Miles Orvell is Professor of English & American Studies at Temple University in Philadelphia. His publications have ranged from literary criticism to broader studies of American culture. His early book on Flannery O’Connor was followed by The Real Thing: Imitation and Authenticity in American Culture, 1880-1940 (1989), a study of technology and culture that was co-winner of the ASA’s John Hope Franklin Prize (reissued in a Twenty-fifth Anniversary Edition). The Death and Life of Main Street: Small Towns in American Memory, Space, and Community (2012) was a Finalist for the Zócalo Public Square Book Prize for Best Book Published on Community and Social Cohesion, 2013. In addition, he is the author of After the Machine: Visual Arts and the Erasing of Cultural Boundaries (1995) and of American Photography (2003) in the Oxford History of Art Series. (Expanded and revised in 2016 as Photography in America.) Orvell has edited the volume, John Vachon’s America: Photographs and Letters from the Depression to World War II (2003) and he has co-edited Public Place and the Ideology of Space in America (2009) and Rethinking the American City: An International Dialogue (2013).
He was the founding editor-in-chief of the Encyclopedia of American Studies (American Studies Association – print and online), from 1998 to 2011. Orvell’s Empire of Ruins: American Culture, Photography, and the Spectacle of Destruction was published by Oxford University Press in early 2021. He is the recipient of several NEH awards and of the Bode-Pearson Prize in American Studies for lifetime achievement.
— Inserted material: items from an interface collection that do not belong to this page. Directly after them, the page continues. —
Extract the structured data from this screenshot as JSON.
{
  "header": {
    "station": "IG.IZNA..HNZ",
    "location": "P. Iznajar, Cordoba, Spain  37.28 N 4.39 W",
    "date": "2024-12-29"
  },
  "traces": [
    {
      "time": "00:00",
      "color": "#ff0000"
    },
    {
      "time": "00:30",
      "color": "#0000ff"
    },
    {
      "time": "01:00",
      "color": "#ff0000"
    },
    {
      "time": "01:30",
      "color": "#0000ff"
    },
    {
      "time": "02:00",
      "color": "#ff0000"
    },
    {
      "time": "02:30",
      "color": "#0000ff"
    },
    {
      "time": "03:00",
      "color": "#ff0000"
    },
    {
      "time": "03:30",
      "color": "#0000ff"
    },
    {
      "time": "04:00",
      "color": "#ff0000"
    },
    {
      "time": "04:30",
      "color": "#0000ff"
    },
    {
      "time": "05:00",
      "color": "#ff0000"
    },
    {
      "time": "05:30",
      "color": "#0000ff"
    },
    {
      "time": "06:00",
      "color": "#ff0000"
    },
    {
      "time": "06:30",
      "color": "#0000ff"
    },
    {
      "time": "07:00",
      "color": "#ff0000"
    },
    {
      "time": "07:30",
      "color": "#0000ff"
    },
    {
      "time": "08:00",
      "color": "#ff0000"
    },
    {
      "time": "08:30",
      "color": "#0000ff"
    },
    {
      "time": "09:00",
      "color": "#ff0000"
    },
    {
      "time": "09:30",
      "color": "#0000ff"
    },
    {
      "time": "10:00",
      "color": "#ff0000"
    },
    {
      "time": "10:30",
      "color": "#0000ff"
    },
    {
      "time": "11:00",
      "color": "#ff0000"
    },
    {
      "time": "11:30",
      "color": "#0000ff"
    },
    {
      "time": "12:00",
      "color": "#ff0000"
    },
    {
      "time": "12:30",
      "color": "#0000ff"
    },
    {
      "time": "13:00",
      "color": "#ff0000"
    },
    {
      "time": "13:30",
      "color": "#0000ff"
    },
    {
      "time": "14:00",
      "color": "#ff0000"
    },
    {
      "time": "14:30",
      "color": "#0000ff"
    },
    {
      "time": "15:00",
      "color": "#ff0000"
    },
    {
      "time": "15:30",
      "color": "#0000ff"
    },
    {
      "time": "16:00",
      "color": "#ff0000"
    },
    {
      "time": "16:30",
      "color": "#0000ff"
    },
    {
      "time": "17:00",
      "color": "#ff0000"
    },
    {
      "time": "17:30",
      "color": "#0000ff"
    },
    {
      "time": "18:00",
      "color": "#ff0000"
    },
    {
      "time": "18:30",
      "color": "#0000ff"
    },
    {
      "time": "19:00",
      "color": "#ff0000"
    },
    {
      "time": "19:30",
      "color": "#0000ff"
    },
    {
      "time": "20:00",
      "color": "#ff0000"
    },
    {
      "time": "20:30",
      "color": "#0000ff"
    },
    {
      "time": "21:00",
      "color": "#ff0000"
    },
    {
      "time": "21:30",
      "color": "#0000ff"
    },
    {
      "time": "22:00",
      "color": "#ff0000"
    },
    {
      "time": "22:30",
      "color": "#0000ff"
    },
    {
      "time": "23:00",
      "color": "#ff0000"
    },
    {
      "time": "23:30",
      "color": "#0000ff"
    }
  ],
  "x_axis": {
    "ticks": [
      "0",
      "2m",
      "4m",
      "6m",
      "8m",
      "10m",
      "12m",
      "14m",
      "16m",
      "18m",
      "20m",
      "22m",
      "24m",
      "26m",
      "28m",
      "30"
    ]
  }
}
Prof. Orvell is a cooperating partner of “Practicing Place”.